* Task *
The response must match the data below exactly, line for line.

[Available records — start]

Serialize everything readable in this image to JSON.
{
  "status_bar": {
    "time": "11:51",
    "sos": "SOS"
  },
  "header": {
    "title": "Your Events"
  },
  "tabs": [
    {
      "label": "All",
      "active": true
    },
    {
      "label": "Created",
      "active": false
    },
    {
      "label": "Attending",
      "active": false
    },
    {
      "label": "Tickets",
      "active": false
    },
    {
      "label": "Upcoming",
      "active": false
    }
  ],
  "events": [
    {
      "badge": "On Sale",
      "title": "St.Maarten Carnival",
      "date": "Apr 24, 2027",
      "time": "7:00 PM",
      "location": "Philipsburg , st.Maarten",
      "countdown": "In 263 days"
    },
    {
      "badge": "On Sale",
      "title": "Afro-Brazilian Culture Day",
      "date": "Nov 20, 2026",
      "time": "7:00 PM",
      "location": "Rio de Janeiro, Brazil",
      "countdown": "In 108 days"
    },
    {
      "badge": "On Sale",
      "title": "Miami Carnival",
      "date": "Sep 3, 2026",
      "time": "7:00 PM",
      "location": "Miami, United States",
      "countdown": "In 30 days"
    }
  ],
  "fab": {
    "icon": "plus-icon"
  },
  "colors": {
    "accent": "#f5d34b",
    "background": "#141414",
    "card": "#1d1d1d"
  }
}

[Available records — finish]

* Written solution *
Serialize everything readable in this image to JSON.
{
  "status_bar": {
    "time": "11:51",
    "sos": "SOS"
  },
  "header": {
    "title": "Your Events"
  },
  "tabs": [
    {
      "label": "All",
      "active": true
    },
    {
      "label": "Created",
      "active": false
    },
    {
      "label": "Attending",
      "active": false
    },
    {
      "label": "Tickets",
      "active": false
    },
    {
      "label": "Upcoming",
      "active": false
    }
  ],
  "events": [
    {
      "badge": "On Sale",
      "title": "St.Maarten Carnival",
      "date": "Apr 24, 2027",
      "time": "7:00 PM",
      "location": "Philipsburg , st.Maarten",
      "countdown": "In 263 days"
    },
    {
      "badge": "On Sale",
      "title": "Afro-Brazilian Culture Day",
      "date": "Nov 20, 2026",
      "time": "7:00 PM",
      "location": "Rio de Janeiro, Brazil",
      "countdown": "In 108 days"
    },
    {
      "badge": "On Sale",
      "title": "Miami Carnival",
      "date": "Sep 3, 2026",
      "time": "7:00 PM",
      "location": "Miami, United States",
      "countdown": "In 30 days"
    }
  ],
  "fab": {
    "icon": "plus-icon"
  },
  "colors": {
    "accent": "#f5d34b",
    "background": "#141414",
    "card": "#1d1d1d"
  }
}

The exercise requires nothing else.